McKinney EF., Walton RT., Yudkin P., Fuller A., Haldar NA., Mant D., Murphy M., Welsh KI., Marshall SE.
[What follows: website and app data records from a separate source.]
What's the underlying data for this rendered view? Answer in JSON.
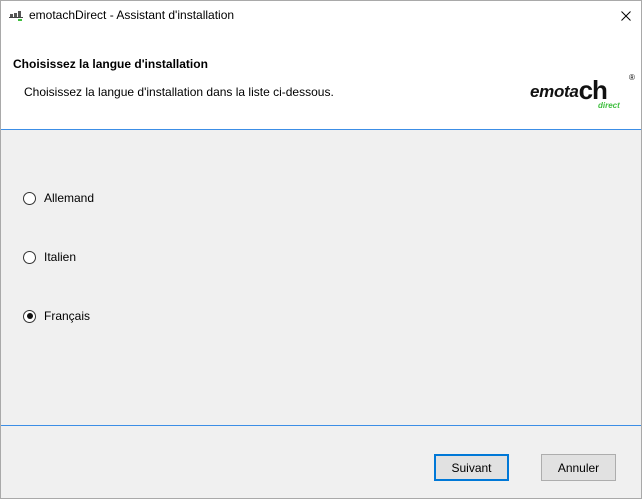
{
  "window": {
    "title": "emotachDirect - Assistant d'installation",
    "app_icon_text": "emotach"
  },
  "header": {
    "title": "Choisissez la langue d'installation",
    "subtitle": "Choisissez la langue d'installation dans la liste ci-dessous."
  },
  "logo": {
    "main_italic": "emota",
    "main_bold": "ch",
    "registered": "®",
    "tagline": "direct"
  },
  "languages": {
    "options": [
      {
        "label": "Allemand",
        "selected": false
      },
      {
        "label": "Italien",
        "selected": false
      },
      {
        "label": "Français",
        "selected": true
      }
    ]
  },
  "footer": {
    "next_label": "Suivant",
    "cancel_label": "Annuler"
  },
  "colors": {
    "accent": "#3c8ee6",
    "default_button_border": "#0078d7",
    "logo_green": "#3fbf3f",
    "background": "#f0f0f0"
  }
}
Central dopaminergic reward pathways give rise to dependence and are activated by nicotine. Allelic variants in genes involved in dopamine metabolism may therefore influence the amount of tobacco consumed by smokers. We developed assays for polymorphisms in dopamine β-hydroxylase (DBH), monoamine oxidase (MAO) and catechol O-methyl transferase (COMT) using the polymerase chain reaction with sequence specific primers (PCR-SSP). We then typed 225 cigarette smokers to assess whether genotype was related to the number of cigarettes smoked a day. Smokers with DBH 1368 GG genotype smoked fewer cigarettes than those with GA/AA [mean difference -2.9 cigarettes, 95% confidence interval (CI) -5.5, -0.4; P = 0.022]. The effect reached statistical significance in women (-3.8, 95% CI -6.4, -1.0, P = 0.007) but not in men (-1.5, 95% CI -6.0, 3.0, P = 0.498). Overall, the effect was greater when analysis was confined to Caucasians (-3.8, 95% CI -6.6, -1.1, P= 0.007). Smokers with MAO-A 1460 TT/TO smoked more cigarettes than those with CC/CT/CO (2.9, 95% CI 0.6, 5.1, P = 0.013). Within each sex group, the trend was similar but not statistically significant (difference for men 2.9, 95% CI -1.0, 6.7; for women 2.0, 95% CI -0.7, 4.8). The effect of the allele was greater in smokers with a high body mass index ( > 26) (difference 5.1, 95% CI 1.4, 8.8, P = 0.008). More heavy smokers ( > 20 a day) had the DBH 1368A allele when compared to light smokers ( < 10 a day). (Relative risk 2.3, 95% CI 1.1, 5.0, P = 0.024.) The trend for increasing prevalence of the DBH A allele in heavy smokers was greater when analysis was restricted to Caucasians (relative risk 3.2, 95% CI 1.3, 8.2, P= 0.004). Conversely, heavy smokers were less likely to have the MAO-A 1460C allele (relative risk 0.3, 95% CI 0.1, 0.7, P = 0.012). Variations in DBH and MAO predict whether a person is a heavy smoker and how many cigarettes they consume. Our results support the view that these enzymes help to determine a smoker's requirement for nicotine and may explain why some people are predisposed to tobacco addiction and why some find it very difficult to stop smoking. This finding has important implications for smoking prevention and offers potential for developing patient-specific therapy for smoking cessation. (C) 2000 Lippincott Williams and Wilkins.